> _Page and application data records_

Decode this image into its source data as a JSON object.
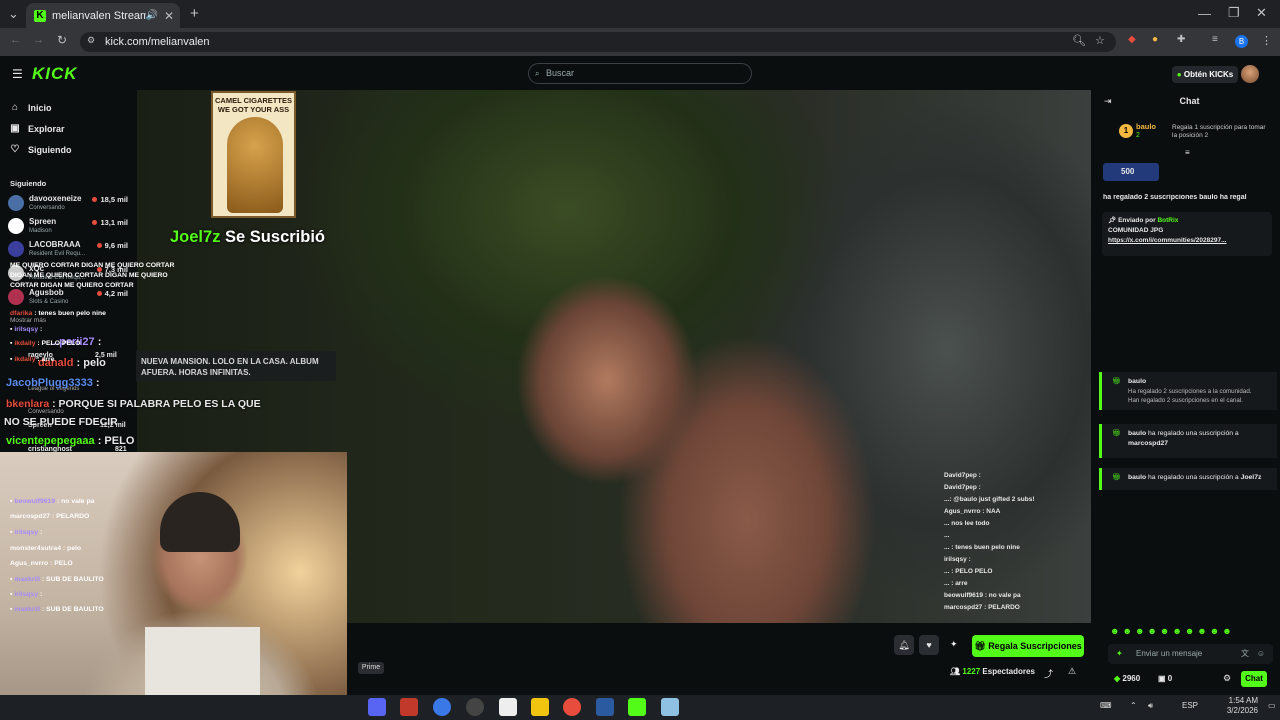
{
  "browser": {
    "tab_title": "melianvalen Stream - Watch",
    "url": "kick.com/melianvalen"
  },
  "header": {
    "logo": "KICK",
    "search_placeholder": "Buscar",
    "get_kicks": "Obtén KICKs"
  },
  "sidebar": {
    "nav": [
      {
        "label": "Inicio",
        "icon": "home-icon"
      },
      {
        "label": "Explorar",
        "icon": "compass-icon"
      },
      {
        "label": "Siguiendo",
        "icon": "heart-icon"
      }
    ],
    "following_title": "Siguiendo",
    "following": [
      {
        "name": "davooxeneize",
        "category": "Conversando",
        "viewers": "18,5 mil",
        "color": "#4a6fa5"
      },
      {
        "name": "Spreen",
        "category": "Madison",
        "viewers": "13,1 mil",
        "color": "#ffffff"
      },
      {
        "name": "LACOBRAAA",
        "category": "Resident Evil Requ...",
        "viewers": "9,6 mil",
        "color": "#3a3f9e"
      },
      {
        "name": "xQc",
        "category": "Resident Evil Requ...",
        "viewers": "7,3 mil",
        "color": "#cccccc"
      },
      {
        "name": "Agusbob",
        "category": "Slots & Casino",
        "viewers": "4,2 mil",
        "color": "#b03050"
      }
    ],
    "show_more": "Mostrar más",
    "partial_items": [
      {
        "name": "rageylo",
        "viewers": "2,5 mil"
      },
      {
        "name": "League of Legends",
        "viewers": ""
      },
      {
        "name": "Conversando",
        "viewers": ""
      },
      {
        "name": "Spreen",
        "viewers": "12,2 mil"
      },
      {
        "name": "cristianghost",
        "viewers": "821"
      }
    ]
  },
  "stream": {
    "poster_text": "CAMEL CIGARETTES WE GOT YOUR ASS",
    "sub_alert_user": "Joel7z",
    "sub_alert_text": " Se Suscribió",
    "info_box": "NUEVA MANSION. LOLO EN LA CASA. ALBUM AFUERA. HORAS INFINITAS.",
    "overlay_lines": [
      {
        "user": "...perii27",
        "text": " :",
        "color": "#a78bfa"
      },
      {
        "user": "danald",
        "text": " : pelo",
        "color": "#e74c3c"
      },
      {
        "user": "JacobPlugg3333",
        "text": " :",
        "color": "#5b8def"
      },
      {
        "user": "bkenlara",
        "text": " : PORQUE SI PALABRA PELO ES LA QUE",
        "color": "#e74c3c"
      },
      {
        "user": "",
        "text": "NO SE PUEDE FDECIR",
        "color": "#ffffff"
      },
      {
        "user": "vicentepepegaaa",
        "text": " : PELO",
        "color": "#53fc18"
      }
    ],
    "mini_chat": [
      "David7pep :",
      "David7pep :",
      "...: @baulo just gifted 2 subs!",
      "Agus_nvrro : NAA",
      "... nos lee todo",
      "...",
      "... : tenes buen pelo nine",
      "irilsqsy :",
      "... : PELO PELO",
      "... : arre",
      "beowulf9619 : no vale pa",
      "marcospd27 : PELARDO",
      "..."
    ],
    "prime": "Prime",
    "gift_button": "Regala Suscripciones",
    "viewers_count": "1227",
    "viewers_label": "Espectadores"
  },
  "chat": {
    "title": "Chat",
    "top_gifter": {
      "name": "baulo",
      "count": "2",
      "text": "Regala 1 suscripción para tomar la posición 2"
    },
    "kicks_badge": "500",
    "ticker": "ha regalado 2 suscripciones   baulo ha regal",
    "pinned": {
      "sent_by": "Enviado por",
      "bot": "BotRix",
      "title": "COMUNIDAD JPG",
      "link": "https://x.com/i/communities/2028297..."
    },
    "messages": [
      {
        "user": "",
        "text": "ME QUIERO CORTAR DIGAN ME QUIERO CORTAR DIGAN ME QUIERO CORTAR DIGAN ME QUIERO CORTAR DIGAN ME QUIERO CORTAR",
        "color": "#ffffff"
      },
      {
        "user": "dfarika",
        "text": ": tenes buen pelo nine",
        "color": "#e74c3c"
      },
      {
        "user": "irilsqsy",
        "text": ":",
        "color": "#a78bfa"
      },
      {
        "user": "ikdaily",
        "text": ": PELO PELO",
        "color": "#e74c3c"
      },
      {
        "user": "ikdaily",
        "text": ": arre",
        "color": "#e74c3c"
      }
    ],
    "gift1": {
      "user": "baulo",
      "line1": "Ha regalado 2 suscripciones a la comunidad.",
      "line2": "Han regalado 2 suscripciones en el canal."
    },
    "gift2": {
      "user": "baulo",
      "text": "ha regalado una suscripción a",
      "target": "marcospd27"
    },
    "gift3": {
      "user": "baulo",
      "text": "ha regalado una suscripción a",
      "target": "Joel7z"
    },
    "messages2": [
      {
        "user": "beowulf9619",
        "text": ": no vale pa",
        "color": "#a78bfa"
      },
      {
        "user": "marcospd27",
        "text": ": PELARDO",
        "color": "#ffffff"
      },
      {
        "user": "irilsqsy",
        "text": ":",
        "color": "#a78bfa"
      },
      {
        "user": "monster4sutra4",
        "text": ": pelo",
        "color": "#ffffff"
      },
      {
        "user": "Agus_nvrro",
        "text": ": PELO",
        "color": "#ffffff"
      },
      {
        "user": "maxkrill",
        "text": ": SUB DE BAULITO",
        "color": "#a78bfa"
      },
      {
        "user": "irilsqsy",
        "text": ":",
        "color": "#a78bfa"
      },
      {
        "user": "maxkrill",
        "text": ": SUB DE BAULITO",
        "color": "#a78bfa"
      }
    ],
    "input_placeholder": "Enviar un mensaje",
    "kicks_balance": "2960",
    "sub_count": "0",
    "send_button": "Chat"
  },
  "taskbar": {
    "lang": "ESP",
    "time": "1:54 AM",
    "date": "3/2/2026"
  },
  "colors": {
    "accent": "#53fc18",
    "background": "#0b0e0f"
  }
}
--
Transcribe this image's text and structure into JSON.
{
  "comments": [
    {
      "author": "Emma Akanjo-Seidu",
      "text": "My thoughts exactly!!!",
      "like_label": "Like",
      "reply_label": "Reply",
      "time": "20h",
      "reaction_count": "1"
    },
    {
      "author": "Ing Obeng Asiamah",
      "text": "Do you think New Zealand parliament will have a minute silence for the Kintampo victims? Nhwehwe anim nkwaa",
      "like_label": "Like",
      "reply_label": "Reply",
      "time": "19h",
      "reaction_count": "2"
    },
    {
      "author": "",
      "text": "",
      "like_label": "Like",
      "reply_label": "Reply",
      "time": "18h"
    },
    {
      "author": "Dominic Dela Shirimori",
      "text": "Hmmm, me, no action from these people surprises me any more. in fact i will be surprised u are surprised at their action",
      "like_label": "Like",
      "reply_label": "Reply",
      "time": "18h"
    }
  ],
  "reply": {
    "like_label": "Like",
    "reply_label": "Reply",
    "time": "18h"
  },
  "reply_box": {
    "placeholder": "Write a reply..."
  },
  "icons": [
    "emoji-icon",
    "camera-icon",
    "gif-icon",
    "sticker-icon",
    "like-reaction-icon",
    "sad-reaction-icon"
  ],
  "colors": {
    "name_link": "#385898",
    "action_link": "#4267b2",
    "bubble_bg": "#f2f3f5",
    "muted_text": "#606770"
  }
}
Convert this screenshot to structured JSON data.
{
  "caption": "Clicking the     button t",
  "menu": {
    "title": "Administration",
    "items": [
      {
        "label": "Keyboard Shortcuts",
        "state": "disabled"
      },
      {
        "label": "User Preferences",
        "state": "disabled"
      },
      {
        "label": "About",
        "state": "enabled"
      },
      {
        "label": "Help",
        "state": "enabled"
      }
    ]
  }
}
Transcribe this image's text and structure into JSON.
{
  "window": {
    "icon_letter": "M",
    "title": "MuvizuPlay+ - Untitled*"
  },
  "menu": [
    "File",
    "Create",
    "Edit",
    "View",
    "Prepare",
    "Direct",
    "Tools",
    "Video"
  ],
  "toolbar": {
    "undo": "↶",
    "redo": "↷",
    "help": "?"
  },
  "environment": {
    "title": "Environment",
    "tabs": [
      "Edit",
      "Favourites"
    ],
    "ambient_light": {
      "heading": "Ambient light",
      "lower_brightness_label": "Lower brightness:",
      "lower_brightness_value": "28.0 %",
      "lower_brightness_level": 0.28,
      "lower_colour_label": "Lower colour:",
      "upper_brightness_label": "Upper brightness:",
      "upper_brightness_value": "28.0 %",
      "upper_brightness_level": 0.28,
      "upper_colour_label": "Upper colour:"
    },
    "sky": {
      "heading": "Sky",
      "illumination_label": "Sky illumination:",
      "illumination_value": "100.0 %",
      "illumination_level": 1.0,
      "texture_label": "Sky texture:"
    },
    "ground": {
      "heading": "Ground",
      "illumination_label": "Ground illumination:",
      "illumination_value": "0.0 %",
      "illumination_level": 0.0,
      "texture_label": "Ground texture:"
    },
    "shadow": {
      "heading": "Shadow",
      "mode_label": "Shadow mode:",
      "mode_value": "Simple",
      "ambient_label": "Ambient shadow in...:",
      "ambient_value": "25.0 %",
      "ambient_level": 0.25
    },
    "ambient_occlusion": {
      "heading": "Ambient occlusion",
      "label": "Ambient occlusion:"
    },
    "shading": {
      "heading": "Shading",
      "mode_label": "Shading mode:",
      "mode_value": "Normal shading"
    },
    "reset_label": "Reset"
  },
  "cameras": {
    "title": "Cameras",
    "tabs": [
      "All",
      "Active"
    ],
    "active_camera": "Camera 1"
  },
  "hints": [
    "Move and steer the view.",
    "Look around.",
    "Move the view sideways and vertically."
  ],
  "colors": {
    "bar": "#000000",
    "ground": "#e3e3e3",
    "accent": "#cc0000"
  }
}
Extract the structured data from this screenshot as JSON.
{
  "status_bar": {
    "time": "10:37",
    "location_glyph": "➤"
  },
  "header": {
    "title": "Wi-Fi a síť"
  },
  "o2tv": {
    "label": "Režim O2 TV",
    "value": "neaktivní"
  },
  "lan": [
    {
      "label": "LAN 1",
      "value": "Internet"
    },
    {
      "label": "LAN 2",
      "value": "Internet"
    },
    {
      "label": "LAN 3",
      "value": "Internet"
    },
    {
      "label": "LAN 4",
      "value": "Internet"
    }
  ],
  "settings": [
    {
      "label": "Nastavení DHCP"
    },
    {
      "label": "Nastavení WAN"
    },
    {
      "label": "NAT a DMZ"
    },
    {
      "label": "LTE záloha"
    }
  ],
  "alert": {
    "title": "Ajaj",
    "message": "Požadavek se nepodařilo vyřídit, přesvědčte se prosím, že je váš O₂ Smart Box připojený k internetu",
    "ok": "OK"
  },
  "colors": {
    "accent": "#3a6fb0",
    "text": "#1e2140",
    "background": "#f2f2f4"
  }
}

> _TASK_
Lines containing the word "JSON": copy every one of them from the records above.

> _RESPONSE TO THE TASK_
Decode this image into its source data as a JSON object.
Transcribe this image's text and structure into JSON.
Convert this screenshot to structured JSON data.
Transcribe this image's text and structure into JSON.
Extract the structured data from this screenshot as JSON.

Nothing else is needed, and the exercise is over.